The data below should be retyped exactly, with the pictures left out.
EXCERPTED RECORDS below:
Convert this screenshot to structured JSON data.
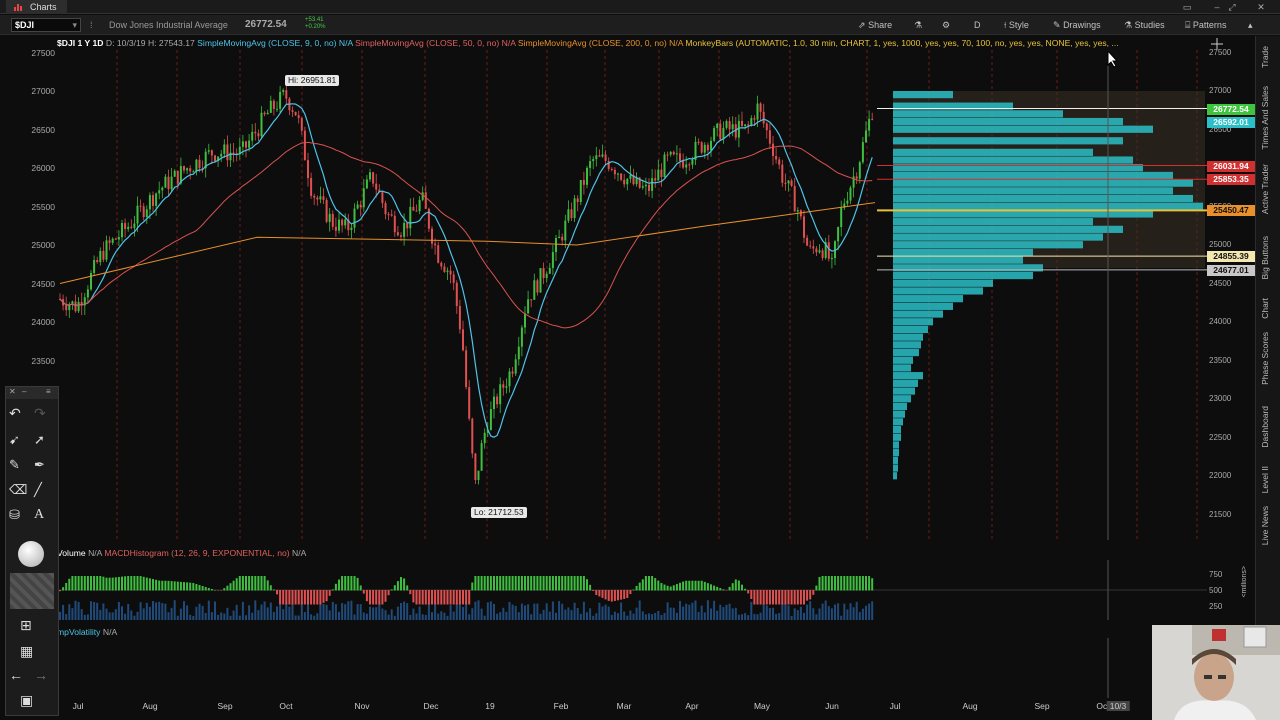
{
  "window": {
    "tab_label": "Charts"
  },
  "toolbar": {
    "symbol": "$DJI",
    "description": "Dow Jones Industrial Average",
    "last_price": "26772.54",
    "change_top": "+53.41",
    "change_bottom": "+0.20%",
    "share_label": "Share",
    "d_label": "D",
    "style_label": "Style",
    "drawings_label": "Drawings",
    "studies_label": "Studies",
    "patterns_label": "Patterns"
  },
  "study_line": {
    "symbol_tf": "$DJI 1 Y 1D",
    "ohlc": "D: 10/3/19  H: 27543.17",
    "sma9": "SimpleMovingAvg (CLOSE, 9, 0, no)",
    "sma9_val": "N/A",
    "sma50": "SimpleMovingAvg (CLOSE, 50, 0, no)",
    "sma50_val": "N/A",
    "sma200": "SimpleMovingAvg (CLOSE, 200, 0, no)",
    "sma200_val": "N/A",
    "monkey": "MonkeyBars (AUTOMATIC, 1.0, 30 min, CHART, 1, yes, 1000, yes, yes, 70, 100, no, yes, yes, NONE, yes, yes, ..."
  },
  "price_axis": {
    "ticks": [
      "27500",
      "27000",
      "26500",
      "26000",
      "25500",
      "25000",
      "24500",
      "24000",
      "23500",
      "23000",
      "22500",
      "22000",
      "21500"
    ]
  },
  "price_tags": {
    "last": "26772.54",
    "cyan": "26592.01",
    "red1": "26031.94",
    "red2": "25853.35",
    "orange": "25450.47",
    "cream": "24855.39",
    "gray": "24677.01"
  },
  "annotations": {
    "high": "Hi: 26951.81",
    "low": "Lo: 21712.53"
  },
  "volume_header": {
    "volume": "Volume",
    "vol_val": "N/A",
    "macd": "MACDHistogram (12, 26, 9, EXPONENTIAL, no)",
    "macd_val": "N/A"
  },
  "volume_axis": {
    "ticks": [
      "750",
      "500",
      "250"
    ],
    "unit": "<millions>"
  },
  "volatility_header": {
    "label": "mpVolatility",
    "val": "N/A"
  },
  "x_axis": {
    "ticks": [
      "Jul",
      "Aug",
      "Sep",
      "Oct",
      "Nov",
      "Dec",
      "19",
      "Feb",
      "Mar",
      "Apr",
      "May",
      "Jun",
      "Jul",
      "Aug",
      "Sep",
      "Oct"
    ],
    "cursor_date": "10/3"
  },
  "side_tabs": [
    "Trade",
    "Times And Sales",
    "Active Trader",
    "Big Buttons",
    "Chart",
    "Phase Scores",
    "Dashboard",
    "Level II",
    "Live News"
  ],
  "colors": {
    "sma9": "#4fc3e8",
    "sma50": "#d9534f",
    "sma200": "#e8902c",
    "monkey": "#e8c23a",
    "up": "#3fbf3f",
    "down": "#e05050",
    "profile": "#2bc0c8"
  }
}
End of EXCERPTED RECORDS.
#### EXPECTED ANSWER:
Convert this screenshot to structured JSON data.
{
  "window": {
    "tab_label": "Charts"
  },
  "toolbar": {
    "symbol": "$DJI",
    "description": "Dow Jones Industrial Average",
    "last_price": "26772.54",
    "change_top": "+53.41",
    "change_bottom": "+0.20%",
    "share_label": "Share",
    "d_label": "D",
    "style_label": "Style",
    "drawings_label": "Drawings",
    "studies_label": "Studies",
    "patterns_label": "Patterns"
  },
  "study_line": {
    "symbol_tf": "$DJI 1 Y 1D",
    "ohlc": "D: 10/3/19  H: 27543.17",
    "sma9": "SimpleMovingAvg (CLOSE, 9, 0, no)",
    "sma9_val": "N/A",
    "sma50": "SimpleMovingAvg (CLOSE, 50, 0, no)",
    "sma50_val": "N/A",
    "sma200": "SimpleMovingAvg (CLOSE, 200, 0, no)",
    "sma200_val": "N/A",
    "monkey": "MonkeyBars (AUTOMATIC, 1.0, 30 min, CHART, 1, yes, 1000, yes, yes, 70, 100, no, yes, yes, NONE, yes, yes, ..."
  },
  "price_axis": {
    "ticks": [
      "27500",
      "27000",
      "26500",
      "26000",
      "25500",
      "25000",
      "24500",
      "24000",
      "23500",
      "23000",
      "22500",
      "22000",
      "21500"
    ]
  },
  "price_tags": {
    "last": "26772.54",
    "cyan": "26592.01",
    "red1": "26031.94",
    "red2": "25853.35",
    "orange": "25450.47",
    "cream": "24855.39",
    "gray": "24677.01"
  },
  "annotations": {
    "high": "Hi: 26951.81",
    "low": "Lo: 21712.53"
  },
  "volume_header": {
    "volume": "Volume",
    "vol_val": "N/A",
    "macd": "MACDHistogram (12, 26, 9, EXPONENTIAL, no)",
    "macd_val": "N/A"
  },
  "volume_axis": {
    "ticks": [
      "750",
      "500",
      "250"
    ],
    "unit": "<millions>"
  },
  "volatility_header": {
    "label": "mpVolatility",
    "val": "N/A"
  },
  "x_axis": {
    "ticks": [
      "Jul",
      "Aug",
      "Sep",
      "Oct",
      "Nov",
      "Dec",
      "19",
      "Feb",
      "Mar",
      "Apr",
      "May",
      "Jun",
      "Jul",
      "Aug",
      "Sep",
      "Oct"
    ],
    "cursor_date": "10/3"
  },
  "side_tabs": [
    "Trade",
    "Times And Sales",
    "Active Trader",
    "Big Buttons",
    "Chart",
    "Phase Scores",
    "Dashboard",
    "Level II",
    "Live News"
  ],
  "colors": {
    "sma9": "#4fc3e8",
    "sma50": "#d9534f",
    "sma200": "#e8902c",
    "monkey": "#e8c23a",
    "up": "#3fbf3f",
    "down": "#e05050",
    "profile": "#2bc0c8"
  }
}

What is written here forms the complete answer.